Maxim Vintage Car Shopper: 1993 Porsche 968

Only in Porsche’s world is a front-engined sports car this rare. 

The Year: 1993

The Model: Porsche 968 Coupe

The Drivetrain: A humongous (3-liter!) four-cylinder engine pushing 236 horsepower to the rear wheels through a six-speed manual transmission.

Favorite Five Points:

1. Any vintage Porsche attracts a dedicated, loud, and opinionated crowd: this holds true for the 968. As a development of the earlier 944 (itself a development of an earlier car, the 924), the 968 is a stylistically a mixed bag, with an older wedge shape and the 928 GT’s nose. To some it’s ugly; we like it, especially in Teutonic Sommersturm grey.

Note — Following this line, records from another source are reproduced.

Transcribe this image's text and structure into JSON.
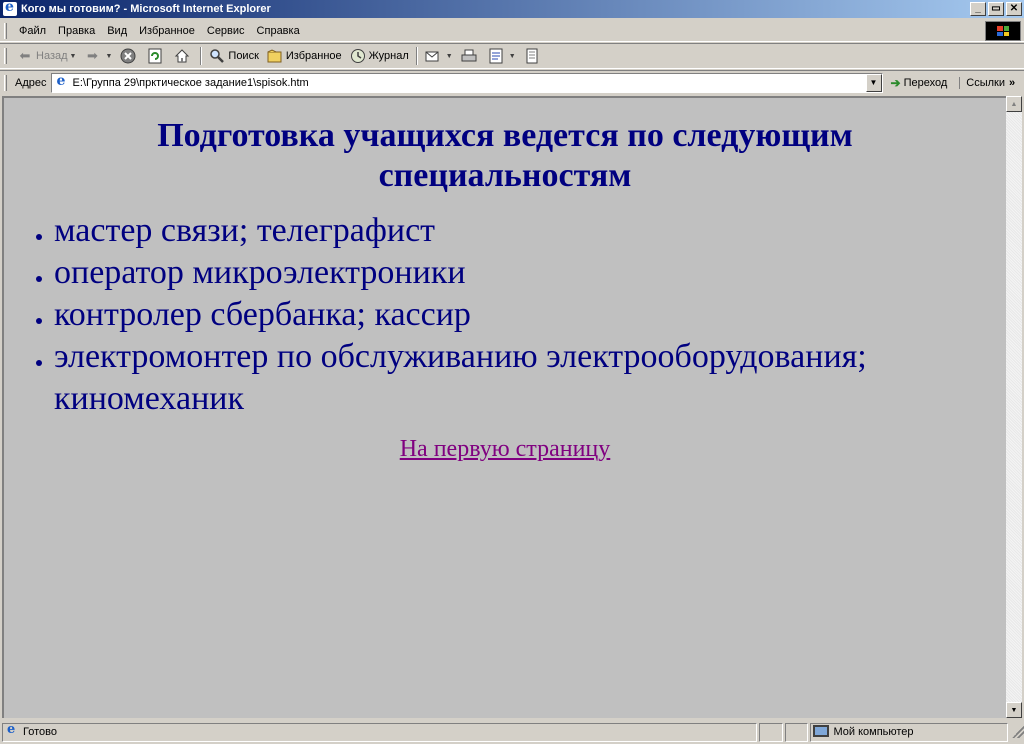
{
  "window": {
    "title": "Кого мы готовим? - Microsoft Internet Explorer",
    "min_glyph": "_",
    "max_glyph": "▭",
    "close_glyph": "✕"
  },
  "menu": {
    "items": [
      {
        "label": "Файл"
      },
      {
        "label": "Правка"
      },
      {
        "label": "Вид"
      },
      {
        "label": "Избранное"
      },
      {
        "label": "Сервис"
      },
      {
        "label": "Справка"
      }
    ]
  },
  "toolbar": {
    "back_label": "Назад",
    "search_label": "Поиск",
    "favorites_label": "Избранное",
    "history_label": "Журнал",
    "icons": {
      "back": "arrow-left-icon",
      "forward": "arrow-right-icon",
      "stop": "stop-icon",
      "refresh": "refresh-icon",
      "home": "home-icon",
      "search": "search-icon",
      "favorites": "favorites-icon",
      "history": "history-icon",
      "mail": "mail-icon",
      "print": "print-icon",
      "edit": "edit-icon",
      "discuss": "discuss-icon"
    }
  },
  "address": {
    "label": "Адрес",
    "value": "E:\\Группа 29\\прктическое задание1\\spisok.htm",
    "go_label": "Переход",
    "links_label": "Ссылки"
  },
  "page": {
    "heading": "Подготовка учащихся ведется по следующим специальностям",
    "items": [
      "мастер связи; телеграфист",
      "оператор микроэлектроники",
      "контролер сбербанка; кассир",
      "электромонтер по обслуживанию электрооборудования; киномеханик"
    ],
    "back_link": "На первую страницу",
    "background": "#c0c0c0",
    "text_color": "#000080",
    "visited_link_color": "#800080"
  },
  "status": {
    "text": "Готово",
    "zone": "Мой компьютер"
  }
}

2. When it came out, the 968 was hailed as the best handling, front-engine/rear-drive coupe in the world—yes, even better than the E30 M3. That’s still pretty much the case.

3. Though it’s a highly-tuned sporting Porsche, the 968 is also…a hatchback. Between reasonable 4-cylinder economy and a spacious trunk, you could use this sports car to spice up whatever dull errands fill your days.

4. Carrera Cup alloys are a desirable option: they’re wide, grippy, and look to have been pulled straight from a Porsche cup car.

5. In total, only 1000 968s were produced in 1993. Once you figure some were convertibles and others had the dreaded Tiptronic transmission, this well-painted, well-kept, low-mileage 968 six-speed coupe becomes a rare and exciting proposition.


– While the exterior is pristine, we do have some reservations about the interior: neither wood veneer nor a carbon fiber shift knob were original options on the 968, though this car sports both. If possible, we would return to stock as soon as possible. Additionally, the later Blaupunkt stereo is aftermarket, though permissible.

Good buy?

As a member of two “hot” vintage clubs—eighties sports cars, Porsches—the 968 is on track to ascend. This model looks incredibly minty, and the colors are just right for an investment—that is to say attractive, but conservative. Bidding is at around $18,000, though we’d happily drive this tidy German away for $25k. A non-911 Porsche shows nuance and savvy—and saves you tens of thousands. [Find it here on Ebay]

Photos by Ebay